DATA RECORDS:
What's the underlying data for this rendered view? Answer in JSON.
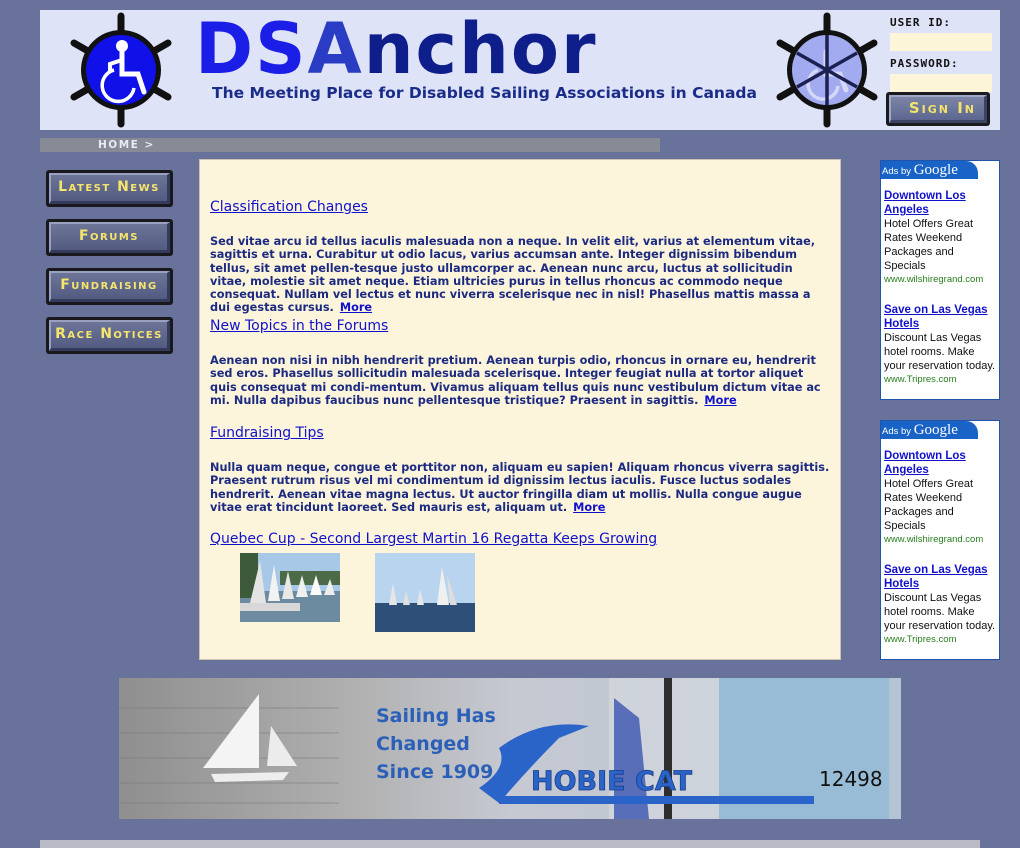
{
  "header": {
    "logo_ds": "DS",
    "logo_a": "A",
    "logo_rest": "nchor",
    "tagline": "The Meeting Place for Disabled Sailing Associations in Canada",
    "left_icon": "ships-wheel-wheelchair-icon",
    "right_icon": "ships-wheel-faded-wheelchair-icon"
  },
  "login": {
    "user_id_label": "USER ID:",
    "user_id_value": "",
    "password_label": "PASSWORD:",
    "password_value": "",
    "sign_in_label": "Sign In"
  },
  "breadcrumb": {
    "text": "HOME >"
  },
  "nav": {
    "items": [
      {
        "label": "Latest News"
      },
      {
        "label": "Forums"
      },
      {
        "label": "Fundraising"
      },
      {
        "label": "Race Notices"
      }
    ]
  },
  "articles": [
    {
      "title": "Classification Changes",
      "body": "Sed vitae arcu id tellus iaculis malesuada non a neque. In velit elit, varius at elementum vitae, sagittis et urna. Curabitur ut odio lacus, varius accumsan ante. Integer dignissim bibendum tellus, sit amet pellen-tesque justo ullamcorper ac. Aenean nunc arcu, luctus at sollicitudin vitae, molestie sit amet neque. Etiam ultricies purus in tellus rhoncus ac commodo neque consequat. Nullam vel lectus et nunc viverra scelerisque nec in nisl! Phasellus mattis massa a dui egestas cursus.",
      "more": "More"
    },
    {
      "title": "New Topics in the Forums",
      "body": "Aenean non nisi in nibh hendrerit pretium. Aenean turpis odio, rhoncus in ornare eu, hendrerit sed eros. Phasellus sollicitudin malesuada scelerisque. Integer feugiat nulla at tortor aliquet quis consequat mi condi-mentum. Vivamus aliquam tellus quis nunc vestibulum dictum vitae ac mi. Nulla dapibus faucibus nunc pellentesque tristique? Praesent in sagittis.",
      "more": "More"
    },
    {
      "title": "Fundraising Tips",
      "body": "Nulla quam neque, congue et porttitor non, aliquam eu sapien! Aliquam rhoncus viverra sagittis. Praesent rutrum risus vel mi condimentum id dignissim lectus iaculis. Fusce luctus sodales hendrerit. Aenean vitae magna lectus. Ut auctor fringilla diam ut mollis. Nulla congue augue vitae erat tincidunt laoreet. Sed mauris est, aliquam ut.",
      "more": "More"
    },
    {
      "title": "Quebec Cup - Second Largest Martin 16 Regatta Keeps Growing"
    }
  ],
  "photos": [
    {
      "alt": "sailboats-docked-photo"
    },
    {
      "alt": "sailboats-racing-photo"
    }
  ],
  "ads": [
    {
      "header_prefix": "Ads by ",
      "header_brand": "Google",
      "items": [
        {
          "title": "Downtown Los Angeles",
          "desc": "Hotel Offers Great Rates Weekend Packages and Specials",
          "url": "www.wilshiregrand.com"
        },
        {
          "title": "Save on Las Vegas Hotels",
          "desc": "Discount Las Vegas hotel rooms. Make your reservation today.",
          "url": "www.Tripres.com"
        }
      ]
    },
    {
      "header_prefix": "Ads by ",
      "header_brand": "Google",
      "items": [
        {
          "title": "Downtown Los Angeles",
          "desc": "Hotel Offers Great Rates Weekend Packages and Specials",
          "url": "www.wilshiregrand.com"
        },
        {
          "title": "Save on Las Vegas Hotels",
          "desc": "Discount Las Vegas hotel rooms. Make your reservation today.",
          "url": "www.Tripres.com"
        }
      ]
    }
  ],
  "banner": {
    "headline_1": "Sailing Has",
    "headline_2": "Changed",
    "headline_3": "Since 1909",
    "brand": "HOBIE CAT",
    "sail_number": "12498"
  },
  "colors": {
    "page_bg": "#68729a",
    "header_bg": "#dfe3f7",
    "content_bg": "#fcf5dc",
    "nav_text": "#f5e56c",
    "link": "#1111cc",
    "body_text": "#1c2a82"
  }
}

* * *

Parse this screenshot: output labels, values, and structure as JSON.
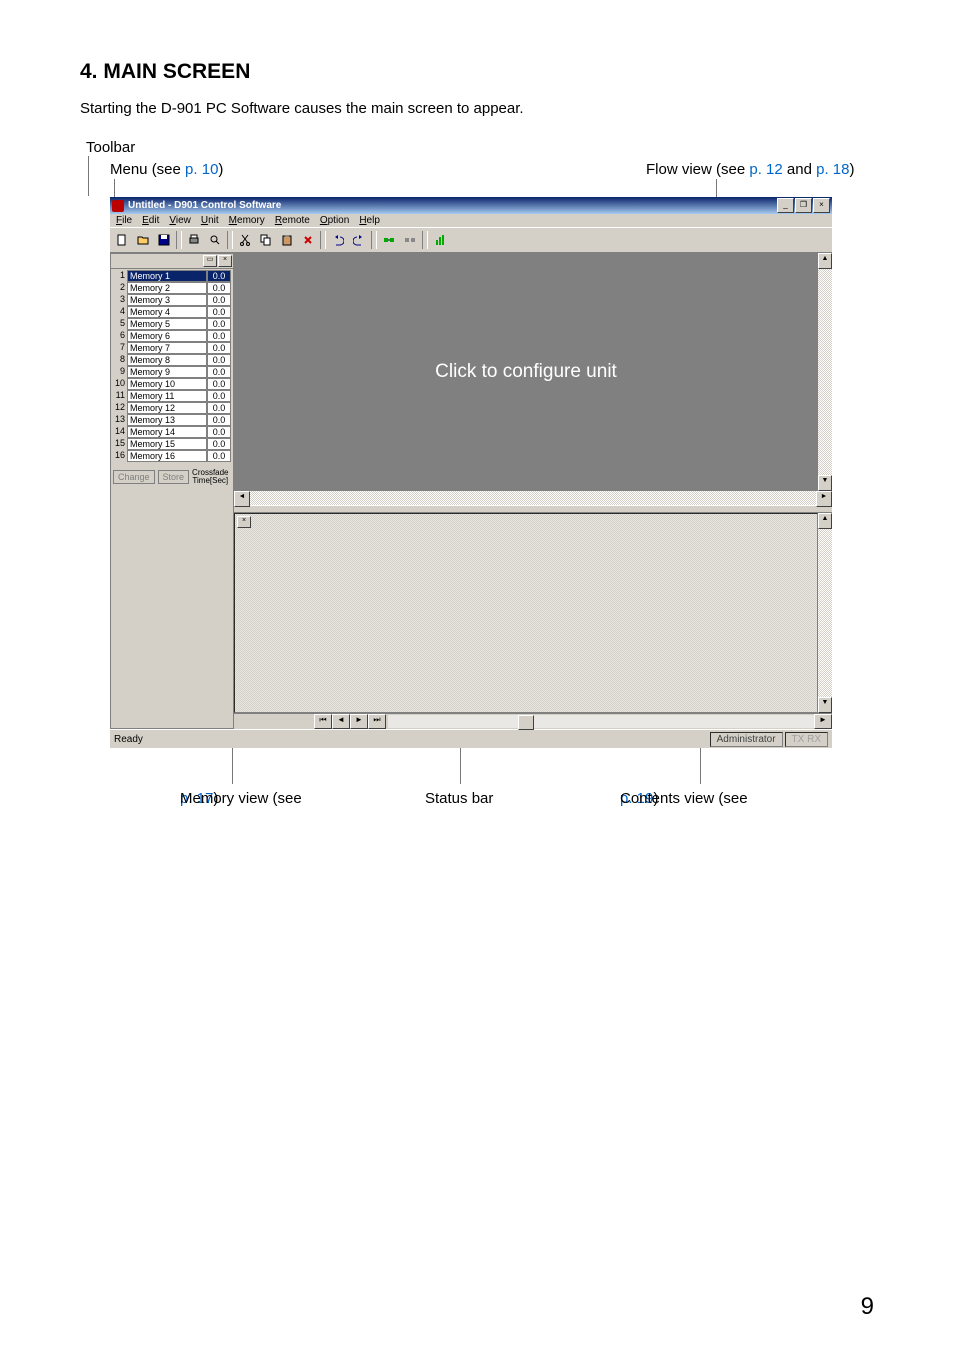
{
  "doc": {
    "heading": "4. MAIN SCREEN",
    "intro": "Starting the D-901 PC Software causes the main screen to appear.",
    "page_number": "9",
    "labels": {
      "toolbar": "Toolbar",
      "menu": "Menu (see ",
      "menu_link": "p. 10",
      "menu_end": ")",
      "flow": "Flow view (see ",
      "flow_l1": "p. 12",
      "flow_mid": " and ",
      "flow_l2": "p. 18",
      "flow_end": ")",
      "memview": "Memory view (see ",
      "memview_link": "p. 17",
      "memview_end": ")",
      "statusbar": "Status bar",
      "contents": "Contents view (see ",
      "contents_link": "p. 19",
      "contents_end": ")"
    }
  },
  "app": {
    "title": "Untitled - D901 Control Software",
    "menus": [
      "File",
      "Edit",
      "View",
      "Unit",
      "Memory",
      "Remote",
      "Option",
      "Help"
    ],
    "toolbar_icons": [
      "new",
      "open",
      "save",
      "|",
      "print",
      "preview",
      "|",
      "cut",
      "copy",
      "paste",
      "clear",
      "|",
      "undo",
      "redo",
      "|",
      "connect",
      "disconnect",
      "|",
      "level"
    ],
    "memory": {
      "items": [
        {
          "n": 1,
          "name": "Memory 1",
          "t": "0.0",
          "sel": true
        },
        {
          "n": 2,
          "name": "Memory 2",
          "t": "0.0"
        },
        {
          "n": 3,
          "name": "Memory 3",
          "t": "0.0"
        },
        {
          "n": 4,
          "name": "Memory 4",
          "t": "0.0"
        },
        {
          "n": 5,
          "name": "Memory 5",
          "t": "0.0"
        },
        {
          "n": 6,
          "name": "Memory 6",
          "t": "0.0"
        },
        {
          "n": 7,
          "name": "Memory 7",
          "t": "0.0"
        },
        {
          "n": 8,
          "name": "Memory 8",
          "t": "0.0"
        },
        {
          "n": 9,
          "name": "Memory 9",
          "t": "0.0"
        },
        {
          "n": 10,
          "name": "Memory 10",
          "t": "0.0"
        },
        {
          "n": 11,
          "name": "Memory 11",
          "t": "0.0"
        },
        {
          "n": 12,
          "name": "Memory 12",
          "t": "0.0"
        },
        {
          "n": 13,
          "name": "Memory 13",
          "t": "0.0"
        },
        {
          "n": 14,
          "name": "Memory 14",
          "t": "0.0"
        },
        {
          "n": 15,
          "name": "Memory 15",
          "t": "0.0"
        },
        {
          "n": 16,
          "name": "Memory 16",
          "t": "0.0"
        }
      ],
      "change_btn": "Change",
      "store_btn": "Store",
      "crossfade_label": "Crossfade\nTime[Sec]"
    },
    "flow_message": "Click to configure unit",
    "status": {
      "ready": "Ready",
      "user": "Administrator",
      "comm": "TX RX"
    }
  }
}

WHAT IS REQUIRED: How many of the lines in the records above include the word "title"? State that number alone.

EXERCISE RESULT: 9